Metal processing and engineering has historically been one of the leading industrial sectors in Latvia, as the country was one of the high-tech manufacturing centres for the Soviet military and aerospace industries. Key advantages of the sector include its skilled and cost-efficient workforce, strong R&D capability, and access to metal supplies from Russia and markets in the west. Multiple foreign and local companies have integrated their production processes into the global supply chain, having most of their production exported.
- Highly developed logistics and communications infrastructure
- Supportive government policies
- Traditionally a leading sector with historical know-how
- Easy access to raw materials thanks to advantageous geographic location
- Competitive labour force
- Highly competitive in higher value products
- Shift towards more sophisticated production
Metalworking and Mechanical Engineering have traditionally played an important role in Latvia’s economy, today accounting for 23% (2018) of Latvia’s total exports. Latvia was the high-tech manufacturing centre for Soviet-era military and aerospace industries. Hence Latvia’s R&D capability and high educational standard of the sector’s workforce result from long-standing experience.
Located at the heart of Europe’s fastest-growing area—the Baltic Sea region—after the disintegration of the Soviet Union, the sector recovered and production has shifted towards more sophisticated products, with the production share of basic metals declining. The sector covers a broad range of products, from basic metals to electronics, machinery and equipment for manufacturing medical, precision and optical instruments. Currently, the sector is based mainly on export-oriented contract manufacturing activities and several large companies have successfully integrated their manufacturing process in global supply chain logistics systems.
Convenient access to raw materials is provided by Latvia’s geographic position as a gateway between east and west and a well-developed logistics network, with the best railway links to Russia. A competitive labour force and high investment in tangible assets supports the sector’s future expansion and the shift towards more sophisticated products.

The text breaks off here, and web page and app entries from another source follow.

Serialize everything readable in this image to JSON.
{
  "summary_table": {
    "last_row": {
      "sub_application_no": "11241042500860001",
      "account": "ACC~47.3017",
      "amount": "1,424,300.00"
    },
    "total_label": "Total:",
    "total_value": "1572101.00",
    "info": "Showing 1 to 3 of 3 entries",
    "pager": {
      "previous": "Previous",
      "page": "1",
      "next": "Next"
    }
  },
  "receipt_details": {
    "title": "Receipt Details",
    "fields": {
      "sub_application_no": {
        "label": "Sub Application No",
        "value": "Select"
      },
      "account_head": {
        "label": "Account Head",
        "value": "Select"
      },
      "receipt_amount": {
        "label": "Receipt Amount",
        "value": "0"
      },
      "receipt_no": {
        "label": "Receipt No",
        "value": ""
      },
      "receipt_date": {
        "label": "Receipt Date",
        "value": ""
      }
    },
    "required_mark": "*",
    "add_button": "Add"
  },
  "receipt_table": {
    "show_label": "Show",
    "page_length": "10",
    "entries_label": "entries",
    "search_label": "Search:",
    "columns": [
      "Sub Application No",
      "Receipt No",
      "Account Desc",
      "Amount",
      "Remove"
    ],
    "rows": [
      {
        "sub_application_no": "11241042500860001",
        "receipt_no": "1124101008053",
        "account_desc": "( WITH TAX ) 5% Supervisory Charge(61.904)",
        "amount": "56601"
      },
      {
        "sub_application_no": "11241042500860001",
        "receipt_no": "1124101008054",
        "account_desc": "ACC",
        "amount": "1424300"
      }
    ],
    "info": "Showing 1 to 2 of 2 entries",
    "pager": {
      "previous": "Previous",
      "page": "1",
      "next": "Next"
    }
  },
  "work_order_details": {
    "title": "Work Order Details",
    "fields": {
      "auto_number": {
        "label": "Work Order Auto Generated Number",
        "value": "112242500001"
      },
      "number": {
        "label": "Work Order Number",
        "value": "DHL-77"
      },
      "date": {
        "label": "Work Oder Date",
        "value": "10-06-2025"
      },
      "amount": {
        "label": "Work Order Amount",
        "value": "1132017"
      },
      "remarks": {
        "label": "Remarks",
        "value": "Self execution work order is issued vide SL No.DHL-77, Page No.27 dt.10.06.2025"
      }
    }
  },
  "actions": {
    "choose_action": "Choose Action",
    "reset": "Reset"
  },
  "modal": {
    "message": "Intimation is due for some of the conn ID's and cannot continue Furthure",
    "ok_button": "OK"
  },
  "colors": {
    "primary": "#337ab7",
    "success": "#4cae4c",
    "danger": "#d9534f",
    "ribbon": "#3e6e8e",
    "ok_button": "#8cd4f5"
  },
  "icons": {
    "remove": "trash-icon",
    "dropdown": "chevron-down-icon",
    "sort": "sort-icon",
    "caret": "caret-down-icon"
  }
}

Government initiatives encourage this shift and also aim to promote energy efficiency which, in comparison to other CEE countries, is already quite high.
Association of Mechanical Engineering and Metalworking Industries of Latvia: https://www.masoc.lv/en(link is external)
Latvian Electrical Engineering and Electronics Industry Association: http://www.letera.lv/en/about-us